I’ve already written about another great-aunt, Elizabeth Brawner Grimes, who died in 2012 at the age of 102. Again, it was the Notes document that reminded me that I was carrying her date of birth as 1910; it seemed likely, reviewing it in 2014, to think that she might have died at some point, perhaps years ago. A few minutes with Google led me to her death notice.

This same impulse drove me to look for my grandfather’s stepmother, Margaret A./Marguerita/Marguerite (Feller) (Glickert) (Stegall) Bell (1884–1954), whose biography continues to evolve: I recently found her as the president of the Florence Crittenton Home in Norfolk in 1931.

I will have more to say about brick walls at some point, but a comparatively recent one concerns the siblings of my great-grandmother Minnie Estelle (Jackson) Bell (1876–1935), the only daughter of Oliver Dodridge Jackson (1848–1915) and Rebecca Jane (Eggleston) (Jackson) Waterman (1856–1937). Estelle had five younger brothers, the eldest of whom was William Walter Jackson (1878–1909), buried at Forest Lawn Cemetery in Norfolk.

By the date of the 1910 Census, Frederick Hollister Jackson (1880–1946) was a married boiler maker living in Los Angeles, but then he disappears from the records of until his appearance, 36 years later, in the California Death Index, 1940–1997, born in Ohio, the son of a father named Jackson and a mother named Aggston [sic].

Edward Buchtel Jackson (b. in 1881) appears in the 1910 Census as a laborer in Hanson County, South Dakota.
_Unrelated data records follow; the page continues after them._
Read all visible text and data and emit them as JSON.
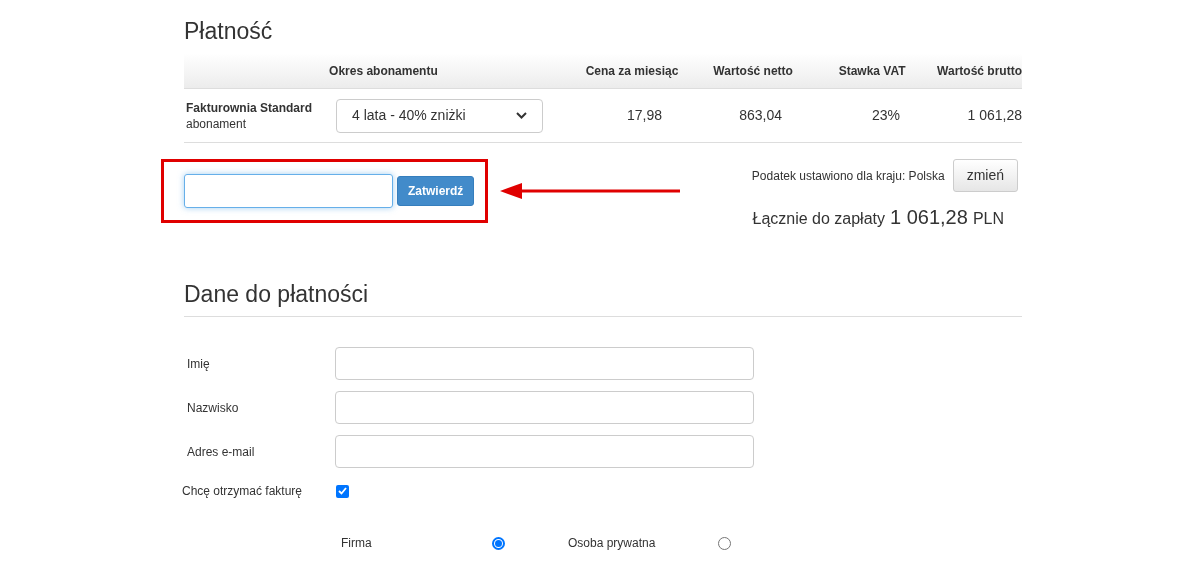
{
  "payment": {
    "heading": "Płatność",
    "table": {
      "columns": [
        "Okres abonamentu",
        "Cena za miesiąc",
        "Wartość netto",
        "Stawka VAT",
        "Wartość brutto"
      ],
      "row": {
        "product": "Fakturownia Standard",
        "note": "abonament",
        "period": "4 lata - 40% zniżki",
        "cells": [
          "17,98",
          "863,04",
          "23%",
          "1 061,28"
        ]
      }
    },
    "coupon": {
      "button": "Zatwierdź"
    },
    "tax": {
      "note": "Podatek ustawiono dla kraju: Polska",
      "button": "zmień"
    },
    "total": {
      "label": "Łącznie do zapłaty",
      "amount": "1 061,28",
      "currency": "PLN"
    }
  },
  "billing": {
    "heading": "Dane do płatności",
    "fields": [
      {
        "label": "Imię"
      },
      {
        "label": "Nazwisko"
      },
      {
        "label": "Adres e-mail"
      }
    ],
    "invoice": {
      "label": "Chcę otrzymać fakturę",
      "checked": true
    },
    "customer_type": [
      {
        "label": "Firma",
        "selected": true
      },
      {
        "label": "Osoba prywatna",
        "selected": false
      }
    ]
  }
}
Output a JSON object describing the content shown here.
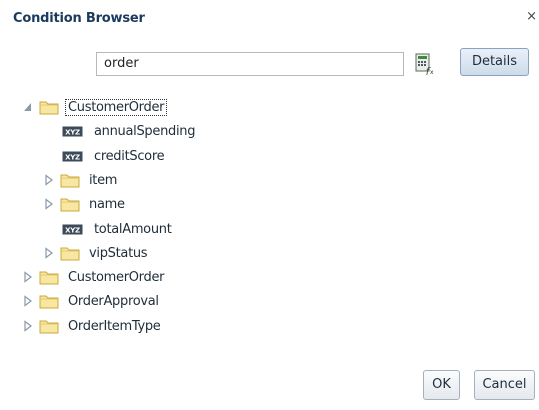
{
  "dialog": {
    "title": "Condition Browser",
    "close_label": "×"
  },
  "search": {
    "value": "order"
  },
  "toolbar": {
    "expression_icon": "expression-builder-icon",
    "details_label": "Details"
  },
  "tree": {
    "root": {
      "label": "CustomerOrder",
      "expanded": true,
      "children": [
        {
          "label": "annualSpending",
          "type": "field"
        },
        {
          "label": "creditScore",
          "type": "field"
        },
        {
          "label": "item",
          "type": "folder"
        },
        {
          "label": "name",
          "type": "folder"
        },
        {
          "label": "totalAmount",
          "type": "field"
        },
        {
          "label": "vipStatus",
          "type": "folder"
        }
      ]
    },
    "siblings": [
      {
        "label": "CustomerOrder"
      },
      {
        "label": "OrderApproval"
      },
      {
        "label": "OrderItemType"
      }
    ]
  },
  "footer": {
    "ok_label": "OK",
    "cancel_label": "Cancel"
  },
  "colors": {
    "title": "#1b3a5c",
    "folder_fill": "#f7e7a3",
    "folder_stroke": "#c9a83b",
    "details_bg": "#d6e3f0"
  }
}
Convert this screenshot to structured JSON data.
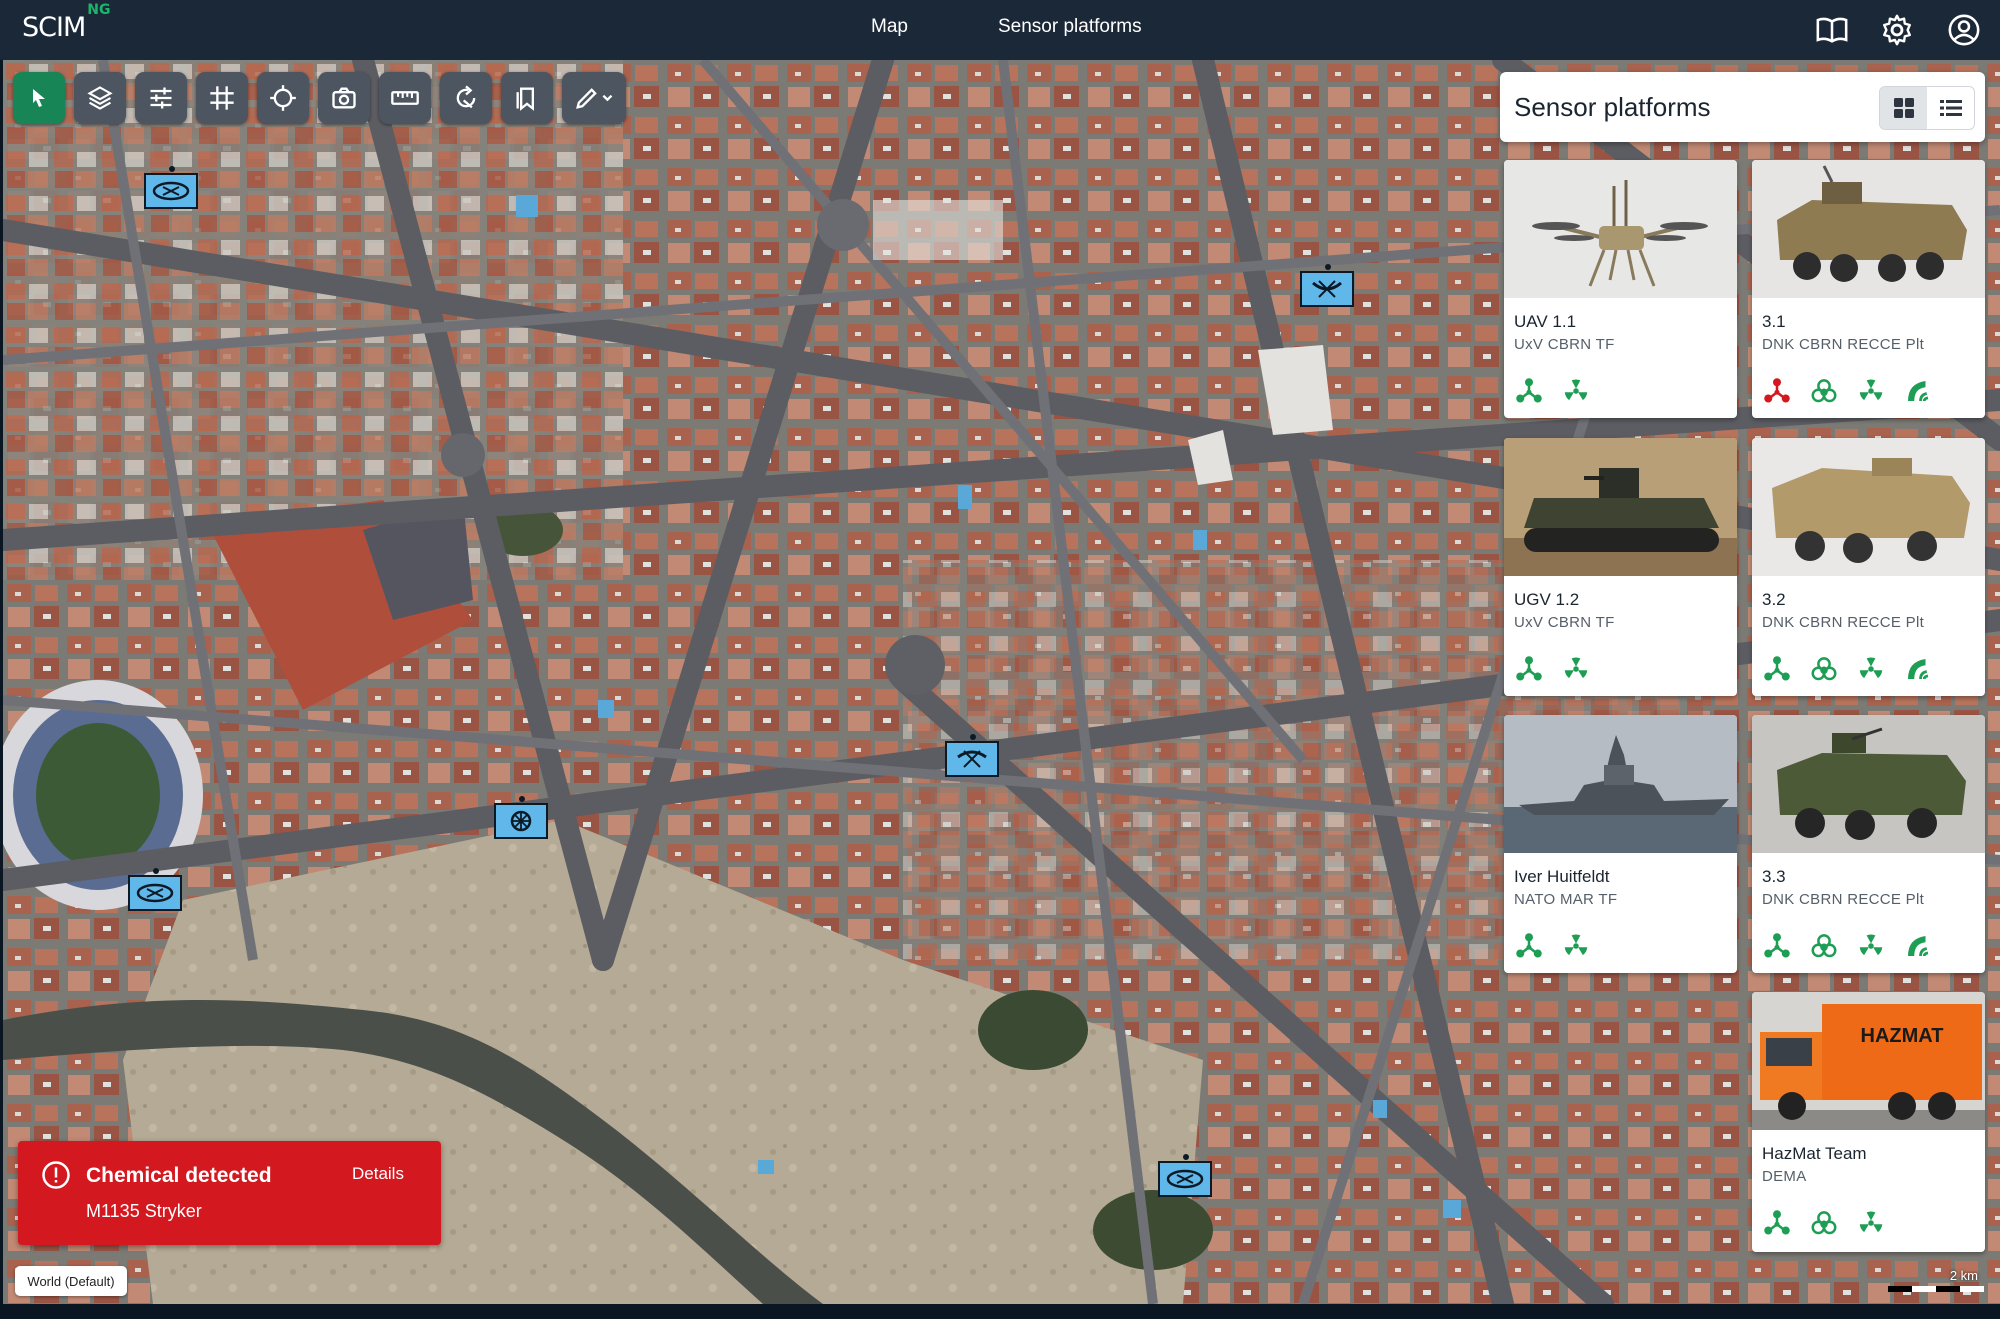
{
  "app": {
    "logo_text": "SCIM",
    "logo_suffix": "NG",
    "accent_color": "#178556"
  },
  "topbar": {
    "nav": [
      {
        "label": "Map"
      },
      {
        "label": "Sensor platforms"
      }
    ],
    "icons": [
      "book-icon",
      "gear-icon",
      "account-icon"
    ]
  },
  "toolbar": {
    "tools": [
      "select-pointer-icon",
      "layers-icon",
      "sliders-icon",
      "grid-icon",
      "crosshair-icon",
      "camera-icon",
      "ruler-icon",
      "rotate-icon",
      "bookmarks-icon",
      "pencil-icon"
    ],
    "active_tool": "select-pointer-icon"
  },
  "panel": {
    "title": "Sensor platforms",
    "view_modes": [
      "grid-view-icon",
      "list-view-icon"
    ],
    "active_view": "grid-view-icon",
    "platforms": [
      {
        "name": "UAV 1.1",
        "unit": "UxV CBRN TF",
        "image": "quadcopter-drone",
        "capabilities": [
          {
            "icon": "chemical-icon",
            "color": "#1e9e54"
          },
          {
            "icon": "radiation-icon",
            "color": "#1e9e54"
          }
        ]
      },
      {
        "name": "3.1",
        "unit": "DNK CBRN RECCE Plt",
        "image": "armored-vehicle-desert",
        "capabilities": [
          {
            "icon": "chemical-icon",
            "color": "#d3181f"
          },
          {
            "icon": "biohazard-icon",
            "color": "#1e9e54"
          },
          {
            "icon": "radiation-icon",
            "color": "#1e9e54"
          },
          {
            "icon": "signal-icon",
            "color": "#1e9e54"
          }
        ]
      },
      {
        "name": "UGV 1.2",
        "unit": "UxV CBRN TF",
        "image": "tracked-ground-robot",
        "capabilities": [
          {
            "icon": "chemical-icon",
            "color": "#1e9e54"
          },
          {
            "icon": "radiation-icon",
            "color": "#1e9e54"
          }
        ]
      },
      {
        "name": "3.2",
        "unit": "DNK CBRN RECCE Plt",
        "image": "armored-vehicle-tan",
        "capabilities": [
          {
            "icon": "chemical-icon",
            "color": "#1e9e54"
          },
          {
            "icon": "biohazard-icon",
            "color": "#1e9e54"
          },
          {
            "icon": "radiation-icon",
            "color": "#1e9e54"
          },
          {
            "icon": "signal-icon",
            "color": "#1e9e54"
          }
        ]
      },
      {
        "name": "Iver Huitfeldt",
        "unit": "NATO MAR TF",
        "image": "frigate-ship",
        "capabilities": [
          {
            "icon": "chemical-icon",
            "color": "#1e9e54"
          },
          {
            "icon": "radiation-icon",
            "color": "#1e9e54"
          }
        ]
      },
      {
        "name": "3.3",
        "unit": "DNK CBRN RECCE Plt",
        "image": "armored-vehicle-green",
        "capabilities": [
          {
            "icon": "chemical-icon",
            "color": "#1e9e54"
          },
          {
            "icon": "biohazard-icon",
            "color": "#1e9e54"
          },
          {
            "icon": "radiation-icon",
            "color": "#1e9e54"
          },
          {
            "icon": "signal-icon",
            "color": "#1e9e54"
          }
        ]
      },
      {
        "name": "HazMat Team",
        "unit": "DEMA",
        "image": "hazmat-truck",
        "image_text": "HAZMAT",
        "capabilities": [
          {
            "icon": "chemical-icon",
            "color": "#1e9e54"
          },
          {
            "icon": "biohazard-icon",
            "color": "#1e9e54"
          },
          {
            "icon": "radiation-icon",
            "color": "#1e9e54"
          }
        ]
      }
    ]
  },
  "alert": {
    "title": "Chemical detected",
    "subtitle": "M1135 Stryker",
    "action": "Details",
    "color": "#d3181f"
  },
  "map": {
    "base_layer": "World (Default)",
    "scale_label": "2 km",
    "markers": [
      "uav-symbol-icon",
      "uav-symbol-icon",
      "uav-symbol-icon",
      "ugv-symbol-icon",
      "wheel-symbol-icon",
      "armor-symbol-icon",
      "armor-symbol-icon"
    ]
  }
}
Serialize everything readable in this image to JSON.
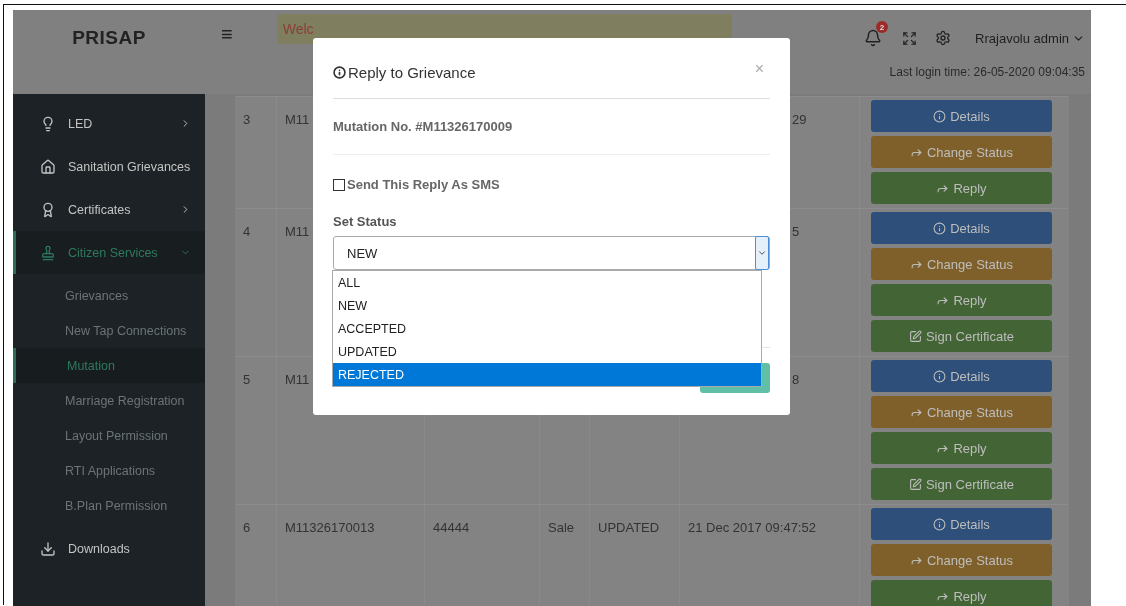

In 1930 he was a poultry man in Elko County, Nevada. A man of this name, born in Ohio in 1881 and living in Oregon, appears in the World War II Draft Cards 1942 database, but with the wrong date of birth.

Emmet Eggleston Jackson (1884–1944) was living in Phoenix in 1918 and 1920; with his wife Gladys/Lydie he kept a soda fountain. When he died in 1944 he was living in Los Angeles County, and according to The Los Angeles Times (1 July 1944) his daughter Marjorie M. Gee was his only survivor.

Finally, there was Oliver Deshler Jackson (1886–1943?). In 1910 he was a newly married market gardener living in Norfolk County with his wife Lillie. In 1917 he was a telephone lineman in Fayette County, Pennsylvania. He appears to be the Oliver D. Jackson living in Mendocino County, California, in the 1940 Census, and I would guess he is the man of that name who died in San Francisco 22 January 1943.

My grandfather – the son of Estelle Jackson Bell – said that he had only one first cousin on his mother’s side, presumably Marjorie M. Jackson, born in New York ca. 1912. I wonder what became of her, to say nothing of her parents and her uncles and aunts!

Scott C. Steward

About Scott C. Steward

Scott C. Steward has been NEHGS’ Editor-in-Chief since 2013. He is the author, co-author, or editor of genealogies of the Ayer, Le Roy, Lowell, Saltonstall, Thorndike, and Winthrop families. His articles have appeared in The New England Historical and Genealogical Register, NEXUS, New England Ancestors, American Ancestors, and The Pennsylvania Genealogical Magazine, and he has written book reviews for the Register, The New York Genealogical and Biographical Record, and the National Genealogical Society Quarterly.View all posts by Scott C. Steward